  • In 1621, the first “Thanksgiving Festival” was held by the Pilgrims.
  • In 1629, the Massachusetts Bay Colony was founded around modern-day Salem and Boston, north of the older Plymouth colony.
  • In 1634, Boston Common became the country’s first public park.
A statue of George Washington riding a horse in Boston Common
Statue of George Washington in Boston Common
  • Boston Latin Grammar School was the first American public secondary school. The school was founded in Boston in 1635.
  • Harvard followed in 1636, and named after English minister and colonist John Harvard, who donated half his wealth and his entire library to the school when he died.  
  • The Boston News-Letter was the first regularly issued newspaper in America.
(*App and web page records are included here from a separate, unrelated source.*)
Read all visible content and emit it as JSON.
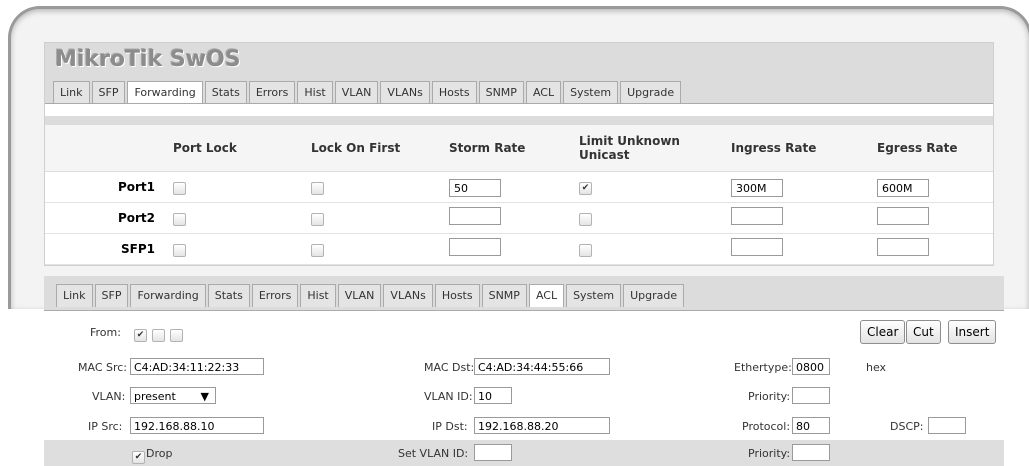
{
  "app": {
    "logo": "MikroTik SwOS"
  },
  "tabs": [
    "Link",
    "SFP",
    "Forwarding",
    "Stats",
    "Errors",
    "Hist",
    "VLAN",
    "VLANs",
    "Hosts",
    "SNMP",
    "ACL",
    "System",
    "Upgrade"
  ],
  "forwarding": {
    "active_tab": "Forwarding",
    "columns": [
      "Port Lock",
      "Lock On First",
      "Storm Rate",
      "Limit Unknown Unicast",
      "Ingress Rate",
      "Egress Rate"
    ],
    "rows": [
      {
        "name": "Port1",
        "port_lock": false,
        "lock_on_first": false,
        "storm_rate": "50",
        "limit_unknown_unicast": true,
        "ingress_rate": "300M",
        "egress_rate": "600M"
      },
      {
        "name": "Port2",
        "port_lock": false,
        "lock_on_first": false,
        "storm_rate": "",
        "limit_unknown_unicast": false,
        "ingress_rate": "",
        "egress_rate": ""
      },
      {
        "name": "SFP1",
        "port_lock": false,
        "lock_on_first": false,
        "storm_rate": "",
        "limit_unknown_unicast": false,
        "ingress_rate": "",
        "egress_rate": ""
      }
    ]
  },
  "acl": {
    "active_tab": "ACL",
    "from_label": "From:",
    "from_checks": [
      true,
      false,
      false
    ],
    "buttons": {
      "clear": "Clear",
      "cut": "Cut",
      "insert": "Insert"
    },
    "mac_src_label": "MAC Src:",
    "mac_src": "C4:AD:34:11:22:33",
    "mac_dst_label": "MAC Dst:",
    "mac_dst": "C4:AD:34:44:55:66",
    "ethertype_label": "Ethertype:",
    "ethertype": "0800",
    "hex_label": "hex",
    "vlan_label": "VLAN:",
    "vlan": "present",
    "vlan_id_label": "VLAN ID:",
    "vlan_id": "10",
    "priority_label": "Priority:",
    "priority": "",
    "ip_src_label": "IP Src:",
    "ip_src": "192.168.88.10",
    "ip_dst_label": "IP Dst:",
    "ip_dst": "192.168.88.20",
    "protocol_label": "Protocol:",
    "protocol": "80",
    "dscp_label": "DSCP:",
    "dscp": "",
    "drop_label": "Drop",
    "drop": true,
    "set_vlan_id_label": "Set VLAN ID:",
    "set_vlan_id": "",
    "priority2_label": "Priority:",
    "priority2": ""
  }
}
It was first published in Boston in 1704.
  • In 1716, the nation’s first lighthouse was built in Boston Harbor: The Boston Light.
An old stamp showing people throwing tea into the harbor during the Boston Tea Party
Stamp commemorating the Boston Tea Party
  • British troops shot 5 Boston colonists in the Boston Massacre of 1770.
  • In 1773, crates of tea were dropped into the harbor by Boston Colonists in the Boston Tea Party.
  • In 1786, the Ohio Land Company was formed, with many Massachusetts residents moving to Ohio.
  • In 1788, Massachusetts became the 6th state of the US.
  • Maine separated from Massachusetts in 1820 and became the 23rd state of the US.
A tall tower called Bunker Hill Monument lit up at night
Bunker Hill Monument
  • The first chartered American railroad began operating in Quincy, Massachusetts in 1826. Horses were used to pull wagons full of granite along it to be transported down the river to Boston for building the Bunker Hill Monument.
  • The first American-made Valentines were sold on February 14, 1849 in Worcester, Massachusetts.
  • Segregated schools were made unlawful in Massachusetts after the state law was signed on April 28, 1855.
  • Helen Magill White became the first woman to earn a Ph.D. in the US in 1877 from Boston University.
  • In 1954, the Peter Bent Brigham Hospital in Boston made the first successful Kidney transplant between twins.
  • In 1961, John F. Kennedy of Brookline, Massachusetts became the 35th president of the US.
Black and white profile picture of John F. Kennedy
John F. Kennedy of Massachusetts
  • In 1966, Edward W. Brooke became the first African American to be elected to the US Senate by popular vote.
  • The National Day of Mourning, which aims to dispel myths about Thanksgiving and raise awareness about the struggles of the country’s native peoples, started in Massachusetts in 1970.
  • In the 1980s, after a period of deindustrialization and decline, the state underwent the “Massachusetts Miracle” thanks to the financial and high tech industry.
  • The “Big Dig” construction project began in 1987 in Boston, rerouting the I93, and ultimately becoming the most expensive highway project in US history.
  • In 2001, a human embryo clone was created by ACT in Worcester, Massachusetts.
  • Same-sex marriage rights were approved in 2004, the first state in the US to do so.
Exterior of an old building with columns at Massachusetts Institute of Technology
Massachusetts Institute of Technology
  • On August 26, 2004, Yale neuroscientist Susan Hockfield was named president by MIT. She became the first woman to ever hold that job.
  • Massachusetts politician John Kerry was defeated by George W. Bush in 2004, while another Massachusetts politician, Mitt Romney, was defeated by Barack Obama in 2012.
  • On February 11, 2007, Drew Gilpin Faust was appointed by Harvard University as its 28th and first female president.
  • On April 15, 2013, two pressure cooker bombs exploded during the Boston Marathon, resulting in 3 deaths and 264 injured.
  • In 2021, Harvard University committed to totally divesting its fossil fuel holdings.